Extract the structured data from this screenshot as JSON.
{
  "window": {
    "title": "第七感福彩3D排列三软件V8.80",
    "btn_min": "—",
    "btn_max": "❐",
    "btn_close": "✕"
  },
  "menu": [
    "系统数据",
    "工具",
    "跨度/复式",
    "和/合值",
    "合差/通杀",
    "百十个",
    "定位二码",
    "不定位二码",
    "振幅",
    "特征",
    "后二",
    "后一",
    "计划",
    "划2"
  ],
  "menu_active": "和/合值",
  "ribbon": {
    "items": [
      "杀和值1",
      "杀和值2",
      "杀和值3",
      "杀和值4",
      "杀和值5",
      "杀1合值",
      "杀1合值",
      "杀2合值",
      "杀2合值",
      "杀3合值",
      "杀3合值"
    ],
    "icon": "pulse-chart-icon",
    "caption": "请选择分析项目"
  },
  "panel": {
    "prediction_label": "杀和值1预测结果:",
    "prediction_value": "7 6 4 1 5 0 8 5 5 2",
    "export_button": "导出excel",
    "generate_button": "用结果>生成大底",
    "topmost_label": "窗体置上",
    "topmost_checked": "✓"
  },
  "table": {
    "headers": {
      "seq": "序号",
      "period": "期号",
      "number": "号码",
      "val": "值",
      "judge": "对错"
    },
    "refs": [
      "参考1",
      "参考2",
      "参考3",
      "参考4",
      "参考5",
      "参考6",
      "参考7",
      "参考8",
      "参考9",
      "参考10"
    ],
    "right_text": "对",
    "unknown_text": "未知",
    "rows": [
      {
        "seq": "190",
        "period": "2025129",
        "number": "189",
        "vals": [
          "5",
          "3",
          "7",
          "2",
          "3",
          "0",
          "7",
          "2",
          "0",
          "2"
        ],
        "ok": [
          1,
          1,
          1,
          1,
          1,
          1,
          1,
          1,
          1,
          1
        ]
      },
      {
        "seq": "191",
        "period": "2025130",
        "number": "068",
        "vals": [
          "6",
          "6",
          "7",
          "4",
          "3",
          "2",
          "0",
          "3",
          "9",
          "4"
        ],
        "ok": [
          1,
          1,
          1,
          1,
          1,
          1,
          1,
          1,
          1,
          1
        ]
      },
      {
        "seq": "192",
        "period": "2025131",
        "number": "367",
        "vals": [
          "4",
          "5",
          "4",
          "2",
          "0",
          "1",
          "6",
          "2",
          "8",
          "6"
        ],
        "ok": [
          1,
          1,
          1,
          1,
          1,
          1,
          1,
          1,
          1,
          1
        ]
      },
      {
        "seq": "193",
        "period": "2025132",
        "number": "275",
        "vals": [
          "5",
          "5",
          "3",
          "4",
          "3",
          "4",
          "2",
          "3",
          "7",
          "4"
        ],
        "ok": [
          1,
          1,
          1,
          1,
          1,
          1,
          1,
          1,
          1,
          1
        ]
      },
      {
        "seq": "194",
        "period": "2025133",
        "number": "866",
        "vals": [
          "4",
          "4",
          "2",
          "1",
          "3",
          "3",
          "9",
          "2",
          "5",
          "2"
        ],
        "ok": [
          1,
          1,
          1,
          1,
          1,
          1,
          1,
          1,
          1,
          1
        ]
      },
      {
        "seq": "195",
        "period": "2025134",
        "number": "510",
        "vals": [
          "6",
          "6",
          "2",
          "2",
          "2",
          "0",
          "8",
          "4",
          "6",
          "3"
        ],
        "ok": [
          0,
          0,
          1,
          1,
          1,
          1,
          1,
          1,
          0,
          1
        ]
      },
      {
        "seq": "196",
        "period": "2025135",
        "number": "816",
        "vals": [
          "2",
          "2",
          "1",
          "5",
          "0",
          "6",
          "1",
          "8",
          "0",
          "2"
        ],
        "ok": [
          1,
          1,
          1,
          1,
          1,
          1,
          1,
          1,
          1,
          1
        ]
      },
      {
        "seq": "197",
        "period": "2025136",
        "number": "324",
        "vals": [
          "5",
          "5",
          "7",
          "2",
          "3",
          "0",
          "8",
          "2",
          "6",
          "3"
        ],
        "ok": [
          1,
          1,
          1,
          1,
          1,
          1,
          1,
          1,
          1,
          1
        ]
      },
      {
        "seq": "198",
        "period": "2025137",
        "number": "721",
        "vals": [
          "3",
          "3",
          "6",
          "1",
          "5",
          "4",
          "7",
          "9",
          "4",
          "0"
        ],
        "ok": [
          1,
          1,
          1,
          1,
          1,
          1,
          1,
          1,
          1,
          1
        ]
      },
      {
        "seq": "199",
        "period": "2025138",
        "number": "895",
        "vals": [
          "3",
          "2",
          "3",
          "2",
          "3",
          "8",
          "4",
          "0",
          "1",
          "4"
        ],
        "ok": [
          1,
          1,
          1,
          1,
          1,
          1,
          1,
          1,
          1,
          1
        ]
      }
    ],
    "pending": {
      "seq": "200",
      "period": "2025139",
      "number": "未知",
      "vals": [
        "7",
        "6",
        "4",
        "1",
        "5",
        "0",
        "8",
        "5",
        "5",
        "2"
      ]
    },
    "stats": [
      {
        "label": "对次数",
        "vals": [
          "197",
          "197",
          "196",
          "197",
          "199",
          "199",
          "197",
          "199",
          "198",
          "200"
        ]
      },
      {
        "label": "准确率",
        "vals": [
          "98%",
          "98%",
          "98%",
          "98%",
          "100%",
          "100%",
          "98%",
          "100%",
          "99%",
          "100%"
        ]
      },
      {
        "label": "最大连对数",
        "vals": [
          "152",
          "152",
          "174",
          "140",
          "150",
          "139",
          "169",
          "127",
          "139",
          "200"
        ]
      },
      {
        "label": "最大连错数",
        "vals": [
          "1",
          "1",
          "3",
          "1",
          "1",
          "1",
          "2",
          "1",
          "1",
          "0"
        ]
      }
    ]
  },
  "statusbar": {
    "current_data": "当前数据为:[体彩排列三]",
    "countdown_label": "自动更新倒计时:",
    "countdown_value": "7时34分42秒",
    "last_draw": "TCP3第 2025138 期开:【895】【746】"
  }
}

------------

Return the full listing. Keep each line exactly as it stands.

Extract the structured data from this screenshot as JSON.
{
  "window": {
    "title": "第七感福彩3D排列三软件V8.80",
    "btn_min": "—",
    "btn_max": "❐",
    "btn_close": "✕"
  },
  "menu": [
    "系统数据",
    "工具",
    "跨度/复式",
    "和/合值",
    "合差/通杀",
    "百十个",
    "定位二码",
    "不定位二码",
    "振幅",
    "特征",
    "后二",
    "后一",
    "计划",
    "划2"
  ],
  "menu_active": "和/合值",
  "ribbon": {
    "items": [
      "杀和值1",
      "杀和值2",
      "杀和值3",
      "杀和值4",
      "杀和值5",
      "杀1合值",
      "杀1合值",
      "杀2合值",
      "杀2合值",
      "杀3合值",
      "杀3合值"
    ],
    "icon": "pulse-chart-icon",
    "caption": "请选择分析项目"
  },
  "panel": {
    "prediction_label": "杀和值1预测结果:",
    "prediction_value": "7 6 4 1 5 0 8 5 5 2",
    "export_button": "导出excel",
    "generate_button": "用结果>生成大底",
    "topmost_label": "窗体置上",
    "topmost_checked": "✓"
  },
  "table": {
    "headers": {
      "seq": "序号",
      "period": "期号",
      "number": "号码",
      "val": "值",
      "judge": "对错"
    },
    "refs": [
      "参考1",
      "参考2",
      "参考3",
      "参考4",
      "参考5",
      "参考6",
      "参考7",
      "参考8",
      "参考9",
      "参考10"
    ],
    "right_text": "对",
    "unknown_text": "未知",
    "rows": [
      {
        "seq": "190",
        "period": "2025129",
        "number": "189",
        "vals": [
          "5",
          "3",
          "7",
          "2",
          "3",
          "0",
          "7",
          "2",
          "0",
          "2"
        ],
        "ok": [
          1,
          1,
          1,
          1,
          1,
          1,
          1,
          1,
          1,
          1
        ]
      },
      {
        "seq": "191",
        "period": "2025130",
        "number": "068",
        "vals": [
          "6",
          "6",
          "7",
          "4",
          "3",
          "2",
          "0",
          "3",
          "9",
          "4"
        ],
        "ok": [
          1,
          1,
          1,
          1,
          1,
          1,
          1,
          1,
          1,
          1
        ]
      },
      {
        "seq": "192",
        "period": "2025131",
        "number": "367",
        "vals": [
          "4",
          "5",
          "4",
          "2",
          "0",
          "1",
          "6",
          "2",
          "8",
          "6"
        ],
        "ok": [
          1,
          1,
          1,
          1,
          1,
          1,
          1,
          1,
          1,
          1
        ]
      },
      {
        "seq": "193",
        "period": "2025132",
        "number": "275",
        "vals": [
          "5",
          "5",
          "3",
          "4",
          "3",
          "4",
          "2",
          "3",
          "7",
          "4"
        ],
        "ok": [
          1,
          1,
          1,
          1,
          1,
          1,
          1,
          1,
          1,
          1
        ]
      },
      {
        "seq": "194",
        "period": "2025133",
        "number": "866",
        "vals": [
          "4",
          "4",
          "2",
          "1",
          "3",
          "3",
          "9",
          "2",
          "5",
          "2"
        ],
        "ok": [
          1,
          1,
          1,
          1,
          1,
          1,
          1,
          1,
          1,
          1
        ]
      },
      {
        "seq": "195",
        "period": "2025134",
        "number": "510",
        "vals": [
          "6",
          "6",
          "2",
          "2",
          "2",
          "0",
          "8",
          "4",
          "6",
          "3"
        ],
        "ok": [
          0,
          0,
          1,
          1,
          1,
          1,
          1,
          1,
          0,
          1
        ]
      },
      {
        "seq": "196",
        "period": "2025135",
        "number": "816",
        "vals": [
          "2",
          "2",
          "1",
          "5",
          "0",
          "6",
          "1",
          "8",
          "0",
          "2"
        ],
        "ok": [
          1,
          1,
          1,
          1,
          1,
          1,
          1,
          1,
          1,
          1
        ]
      },
      {
        "seq": "197",
        "period": "2025136",
        "number": "324",
        "vals": [
          "5",
          "5",
          "7",
          "2",
          "3",
          "0",
          "8",
          "2",
          "6",
          "3"
        ],
        "ok": [
          1,
          1,
          1,
          1,
          1,
          1,
          1,
          1,
          1,
          1
        ]
      },
      {
        "seq": "198",
        "period": "2025137",
        "number": "721",
        "vals": [
          "3",
          "3",
          "6",
          "1",
          "5",
          "4",
          "7",
          "9",
          "4",
          "0"
        ],
        "ok": [
          1,
          1,
          1,
          1,
          1,
          1,
          1,
          1,
          1,
          1
        ]
      },
      {
        "seq": "199",
        "period": "2025138",
        "number": "895",
        "vals": [
          "3",
          "2",
          "3",
          "2",
          "3",
          "8",
          "4",
          "0",
          "1",
          "4"
        ],
        "ok": [
          1,
          1,
          1,
          1,
          1,
          1,
          1,
          1,
          1,
          1
        ]
      }
    ],
    "pending": {
      "seq": "200",
      "period": "2025139",
      "number": "未知",
      "vals": [
        "7",
        "6",
        "4",
        "1",
        "5",
        "0",
        "8",
        "5",
        "5",
        "2"
      ]
    },
    "stats": [
      {
        "label": "对次数",
        "vals": [
          "197",
          "197",
          "196",
          "197",
          "199",
          "199",
          "197",
          "199",
          "198",
          "200"
        ]
      },
      {
        "label": "准确率",
        "vals": [
          "98%",
          "98%",
          "98%",
          "98%",
          "100%",
          "100%",
          "98%",
          "100%",
          "99%",
          "100%"
        ]
      },
      {
        "label": "最大连对数",
        "vals": [
          "152",
          "152",
          "174",
          "140",
          "150",
          "139",
          "169",
          "127",
          "139",
          "200"
        ]
      },
      {
        "label": "最大连错数",
        "vals": [
          "1",
          "1",
          "3",
          "1",
          "1",
          "1",
          "2",
          "1",
          "1",
          "0"
        ]
      }
    ]
  },
  "statusbar": {
    "current_data": "当前数据为:[体彩排列三]",
    "countdown_label": "自动更新倒计时:",
    "countdown_value": "7时34分42秒",
    "last_draw": "TCP3第 2025138 期开:【895】【746】"
  }
}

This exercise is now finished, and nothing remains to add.